The girls will no longer be able to eat out in the far end of the field. One of the neighbors has a deer blind in the woods near the river, so I refuse to consider letting the girls out back. They had been out there for 3-3.5 hours to graze every day, but I can’t, in good conscience, let them graze there unless they all have colored blankets. It’s important that the horses are kept close to the barn until firearm season is over. I wouldn’t be able to sleep at night otherwise. I still worry, but at least now, the horses are in a very enclosed area with an obvious fence. They seem bored with the hay instead of grass, but this is the situation going into winter. They just have to deal.
Horses weren’t my only responsibility today.
Raking. Twigs piled high. Lugging tubs of leaves. Burning. Flames.
I love Firefly Farm. It’s delightful, inspiring, peaceful, and full of other pleasant adjectives. Check out the header photo above. All the leaves from the arch of trees have fallen–and I’m raking. And raking. And Raking. I think I’ll be finished with this project by next spring. Maybe.
I cleaned up parts of the barn, set up the feed tubs for the next two days, and became more organized. I also burned as many leaves as I could.
And greeted Smoky Joe like the prodigal when he decided to show himself again tonight. My best friend was here, also, and she fed Smoky all he could eat.
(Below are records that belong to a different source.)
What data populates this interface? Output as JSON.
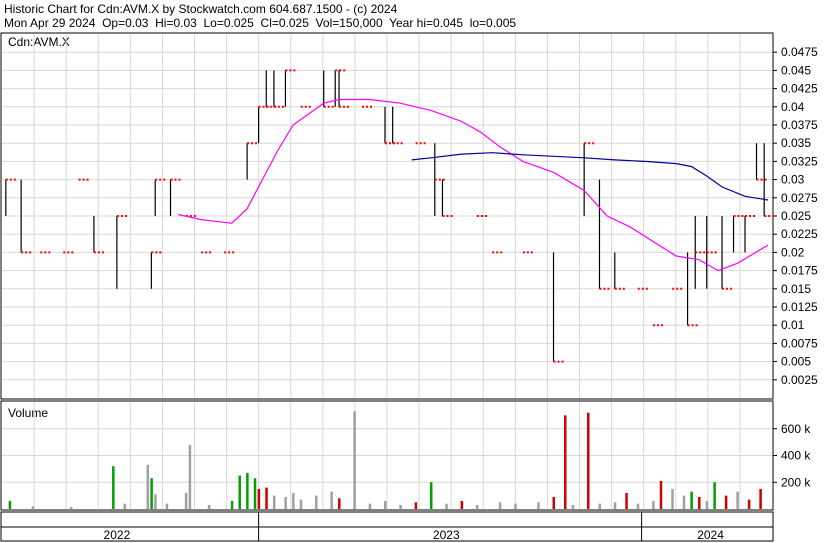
{
  "header": {
    "line1": "Historic Chart for Cdn:AVM.X by Stockwatch.com 604.687.1500 - (c) 2024",
    "line2": "Mon Apr 29 2024  Op=0.03  Hi=0.03  Lo=0.025  Cl=0.025  Vol=150,000  Year hi=0.045  lo=0.005"
  },
  "colors": {
    "price_tick": "#ff0000",
    "price_bar": "#000000",
    "ma_short": "#ff00ff",
    "ma_long": "#0000a0",
    "vol_up": "#00a000",
    "vol_down": "#d00000",
    "vol_flat": "#a0a0a0",
    "grid": "#d8d8d8"
  },
  "chart_data": [
    {
      "type": "ohlc",
      "title": "Cdn:AVM.X",
      "ylim": [
        0,
        0.05
      ],
      "y_ticks": [
        "0.0475",
        "0.045",
        "0.0425",
        "0.04",
        "0.0375",
        "0.035",
        "0.0325",
        "0.03",
        "0.0275",
        "0.025",
        "0.0225",
        "0.02",
        "0.0175",
        "0.015",
        "0.0125",
        "0.01",
        "0.0075",
        "0.005",
        "0.0025"
      ],
      "grid": true,
      "x_labels": [
        {
          "label": "2022",
          "at": 0.15
        },
        {
          "label": "2023",
          "at": 0.58
        },
        {
          "label": "2024",
          "at": 0.925
        }
      ],
      "x_range": [
        0,
        1
      ],
      "bars": [
        {
          "x": 0.005,
          "lo": 0.025,
          "hi": 0.03,
          "cl": 0.03
        },
        {
          "x": 0.025,
          "lo": 0.02,
          "hi": 0.03,
          "cl": 0.02
        },
        {
          "x": 0.05,
          "lo": 0.02,
          "hi": 0.02,
          "cl": 0.02
        },
        {
          "x": 0.08,
          "lo": 0.02,
          "hi": 0.02,
          "cl": 0.02
        },
        {
          "x": 0.1,
          "lo": 0.03,
          "hi": 0.03,
          "cl": 0.03
        },
        {
          "x": 0.12,
          "lo": 0.02,
          "hi": 0.025,
          "cl": 0.02
        },
        {
          "x": 0.15,
          "lo": 0.015,
          "hi": 0.025,
          "cl": 0.025
        },
        {
          "x": 0.195,
          "lo": 0.015,
          "hi": 0.02,
          "cl": 0.02
        },
        {
          "x": 0.2,
          "lo": 0.025,
          "hi": 0.03,
          "cl": 0.03
        },
        {
          "x": 0.22,
          "lo": 0.025,
          "hi": 0.03,
          "cl": 0.03
        },
        {
          "x": 0.24,
          "lo": 0.025,
          "hi": 0.025,
          "cl": 0.025
        },
        {
          "x": 0.26,
          "lo": 0.02,
          "hi": 0.02,
          "cl": 0.02
        },
        {
          "x": 0.29,
          "lo": 0.02,
          "hi": 0.02,
          "cl": 0.02
        },
        {
          "x": 0.32,
          "lo": 0.03,
          "hi": 0.035,
          "cl": 0.035
        },
        {
          "x": 0.335,
          "lo": 0.035,
          "hi": 0.04,
          "cl": 0.04
        },
        {
          "x": 0.345,
          "lo": 0.04,
          "hi": 0.045,
          "cl": 0.04
        },
        {
          "x": 0.355,
          "lo": 0.04,
          "hi": 0.045,
          "cl": 0.04
        },
        {
          "x": 0.37,
          "lo": 0.04,
          "hi": 0.045,
          "cl": 0.045
        },
        {
          "x": 0.39,
          "lo": 0.04,
          "hi": 0.04,
          "cl": 0.04
        },
        {
          "x": 0.42,
          "lo": 0.04,
          "hi": 0.045,
          "cl": 0.04
        },
        {
          "x": 0.435,
          "lo": 0.04,
          "hi": 0.045,
          "cl": 0.045
        },
        {
          "x": 0.44,
          "lo": 0.04,
          "hi": 0.045,
          "cl": 0.04
        },
        {
          "x": 0.47,
          "lo": 0.04,
          "hi": 0.04,
          "cl": 0.04
        },
        {
          "x": 0.5,
          "lo": 0.035,
          "hi": 0.04,
          "cl": 0.035
        },
        {
          "x": 0.51,
          "lo": 0.035,
          "hi": 0.04,
          "cl": 0.035
        },
        {
          "x": 0.54,
          "lo": 0.035,
          "hi": 0.035,
          "cl": 0.035
        },
        {
          "x": 0.565,
          "lo": 0.025,
          "hi": 0.035,
          "cl": 0.03
        },
        {
          "x": 0.575,
          "lo": 0.025,
          "hi": 0.03,
          "cl": 0.025
        },
        {
          "x": 0.62,
          "lo": 0.025,
          "hi": 0.025,
          "cl": 0.025
        },
        {
          "x": 0.64,
          "lo": 0.02,
          "hi": 0.02,
          "cl": 0.02
        },
        {
          "x": 0.68,
          "lo": 0.02,
          "hi": 0.02,
          "cl": 0.02
        },
        {
          "x": 0.72,
          "lo": 0.005,
          "hi": 0.02,
          "cl": 0.005
        },
        {
          "x": 0.76,
          "lo": 0.025,
          "hi": 0.035,
          "cl": 0.035
        },
        {
          "x": 0.78,
          "lo": 0.015,
          "hi": 0.03,
          "cl": 0.015
        },
        {
          "x": 0.8,
          "lo": 0.015,
          "hi": 0.02,
          "cl": 0.015
        },
        {
          "x": 0.83,
          "lo": 0.015,
          "hi": 0.015,
          "cl": 0.015
        },
        {
          "x": 0.85,
          "lo": 0.01,
          "hi": 0.01,
          "cl": 0.01
        },
        {
          "x": 0.875,
          "lo": 0.015,
          "hi": 0.015,
          "cl": 0.015
        },
        {
          "x": 0.895,
          "lo": 0.01,
          "hi": 0.02,
          "cl": 0.01
        },
        {
          "x": 0.905,
          "lo": 0.015,
          "hi": 0.025,
          "cl": 0.02
        },
        {
          "x": 0.92,
          "lo": 0.015,
          "hi": 0.025,
          "cl": 0.02
        },
        {
          "x": 0.94,
          "lo": 0.015,
          "hi": 0.025,
          "cl": 0.015
        },
        {
          "x": 0.955,
          "lo": 0.02,
          "hi": 0.025,
          "cl": 0.025
        },
        {
          "x": 0.97,
          "lo": 0.02,
          "hi": 0.025,
          "cl": 0.025
        },
        {
          "x": 0.985,
          "lo": 0.03,
          "hi": 0.035,
          "cl": 0.03
        },
        {
          "x": 0.995,
          "lo": 0.025,
          "hi": 0.035,
          "cl": 0.025
        }
      ],
      "series": [
        {
          "values": [
            [
              0.23,
              0.0252
            ],
            [
              0.26,
              0.0245
            ],
            [
              0.3,
              0.024
            ],
            [
              0.32,
              0.026
            ],
            [
              0.34,
              0.03
            ],
            [
              0.36,
              0.034
            ],
            [
              0.38,
              0.0375
            ],
            [
              0.4,
              0.039
            ],
            [
              0.42,
              0.0405
            ],
            [
              0.44,
              0.041
            ],
            [
              0.48,
              0.041
            ],
            [
              0.52,
              0.0405
            ],
            [
              0.56,
              0.0395
            ],
            [
              0.6,
              0.038
            ],
            [
              0.625,
              0.0365
            ],
            [
              0.65,
              0.0345
            ],
            [
              0.68,
              0.0325
            ],
            [
              0.72,
              0.031
            ],
            [
              0.76,
              0.0285
            ],
            [
              0.79,
              0.025
            ],
            [
              0.82,
              0.0235
            ],
            [
              0.85,
              0.0215
            ],
            [
              0.88,
              0.0195
            ],
            [
              0.91,
              0.019
            ],
            [
              0.935,
              0.0175
            ],
            [
              0.96,
              0.0185
            ],
            [
              1.0,
              0.021
            ]
          ]
        },
        {
          "values": [
            [
              0.535,
              0.0327
            ],
            [
              0.56,
              0.033
            ],
            [
              0.6,
              0.0335
            ],
            [
              0.64,
              0.0337
            ],
            [
              0.68,
              0.0334
            ],
            [
              0.72,
              0.0332
            ],
            [
              0.76,
              0.033
            ],
            [
              0.8,
              0.0327
            ],
            [
              0.84,
              0.0325
            ],
            [
              0.88,
              0.0322
            ],
            [
              0.9,
              0.0318
            ],
            [
              0.92,
              0.0305
            ],
            [
              0.94,
              0.029
            ],
            [
              0.97,
              0.0277
            ],
            [
              1.0,
              0.0272
            ]
          ]
        }
      ]
    },
    {
      "type": "bar",
      "title": "Volume",
      "ylim": [
        0,
        800000
      ],
      "y_ticks": [
        {
          "v": 600000,
          "label": "600 k"
        },
        {
          "v": 400000,
          "label": "400 k"
        },
        {
          "v": 200000,
          "label": "200 k"
        }
      ],
      "volumes": [
        {
          "x": 0.01,
          "v": 60000,
          "c": "up"
        },
        {
          "x": 0.04,
          "v": 20000,
          "c": "flat"
        },
        {
          "x": 0.09,
          "v": 15000,
          "c": "flat"
        },
        {
          "x": 0.145,
          "v": 320000,
          "c": "up"
        },
        {
          "x": 0.16,
          "v": 40000,
          "c": "flat"
        },
        {
          "x": 0.19,
          "v": 330000,
          "c": "flat"
        },
        {
          "x": 0.195,
          "v": 230000,
          "c": "up"
        },
        {
          "x": 0.2,
          "v": 110000,
          "c": "flat"
        },
        {
          "x": 0.215,
          "v": 40000,
          "c": "flat"
        },
        {
          "x": 0.24,
          "v": 120000,
          "c": "flat"
        },
        {
          "x": 0.245,
          "v": 480000,
          "c": "flat"
        },
        {
          "x": 0.27,
          "v": 30000,
          "c": "flat"
        },
        {
          "x": 0.3,
          "v": 60000,
          "c": "up"
        },
        {
          "x": 0.31,
          "v": 250000,
          "c": "up"
        },
        {
          "x": 0.32,
          "v": 270000,
          "c": "up"
        },
        {
          "x": 0.33,
          "v": 230000,
          "c": "up"
        },
        {
          "x": 0.335,
          "v": 150000,
          "c": "down"
        },
        {
          "x": 0.345,
          "v": 160000,
          "c": "down"
        },
        {
          "x": 0.355,
          "v": 100000,
          "c": "flat"
        },
        {
          "x": 0.37,
          "v": 90000,
          "c": "flat"
        },
        {
          "x": 0.38,
          "v": 120000,
          "c": "flat"
        },
        {
          "x": 0.39,
          "v": 70000,
          "c": "flat"
        },
        {
          "x": 0.41,
          "v": 100000,
          "c": "flat"
        },
        {
          "x": 0.43,
          "v": 130000,
          "c": "flat"
        },
        {
          "x": 0.44,
          "v": 80000,
          "c": "down"
        },
        {
          "x": 0.46,
          "v": 730000,
          "c": "flat"
        },
        {
          "x": 0.48,
          "v": 40000,
          "c": "flat"
        },
        {
          "x": 0.5,
          "v": 60000,
          "c": "flat"
        },
        {
          "x": 0.52,
          "v": 30000,
          "c": "flat"
        },
        {
          "x": 0.54,
          "v": 50000,
          "c": "down"
        },
        {
          "x": 0.56,
          "v": 200000,
          "c": "up"
        },
        {
          "x": 0.58,
          "v": 40000,
          "c": "flat"
        },
        {
          "x": 0.6,
          "v": 60000,
          "c": "down"
        },
        {
          "x": 0.62,
          "v": 30000,
          "c": "flat"
        },
        {
          "x": 0.65,
          "v": 50000,
          "c": "flat"
        },
        {
          "x": 0.67,
          "v": 40000,
          "c": "flat"
        },
        {
          "x": 0.7,
          "v": 50000,
          "c": "flat"
        },
        {
          "x": 0.72,
          "v": 90000,
          "c": "down"
        },
        {
          "x": 0.735,
          "v": 700000,
          "c": "down"
        },
        {
          "x": 0.745,
          "v": 30000,
          "c": "flat"
        },
        {
          "x": 0.765,
          "v": 720000,
          "c": "down"
        },
        {
          "x": 0.78,
          "v": 40000,
          "c": "flat"
        },
        {
          "x": 0.8,
          "v": 50000,
          "c": "flat"
        },
        {
          "x": 0.815,
          "v": 120000,
          "c": "down"
        },
        {
          "x": 0.83,
          "v": 40000,
          "c": "flat"
        },
        {
          "x": 0.85,
          "v": 60000,
          "c": "flat"
        },
        {
          "x": 0.86,
          "v": 210000,
          "c": "down"
        },
        {
          "x": 0.875,
          "v": 150000,
          "c": "flat"
        },
        {
          "x": 0.89,
          "v": 100000,
          "c": "flat"
        },
        {
          "x": 0.9,
          "v": 130000,
          "c": "up"
        },
        {
          "x": 0.91,
          "v": 90000,
          "c": "down"
        },
        {
          "x": 0.92,
          "v": 60000,
          "c": "flat"
        },
        {
          "x": 0.93,
          "v": 200000,
          "c": "up"
        },
        {
          "x": 0.945,
          "v": 100000,
          "c": "down"
        },
        {
          "x": 0.96,
          "v": 130000,
          "c": "flat"
        },
        {
          "x": 0.975,
          "v": 70000,
          "c": "down"
        },
        {
          "x": 0.99,
          "v": 150000,
          "c": "down"
        }
      ]
    }
  ]
}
It’s wonderful to know he has realized where he lives.
Ten thirty-nine in the evening, and all is well.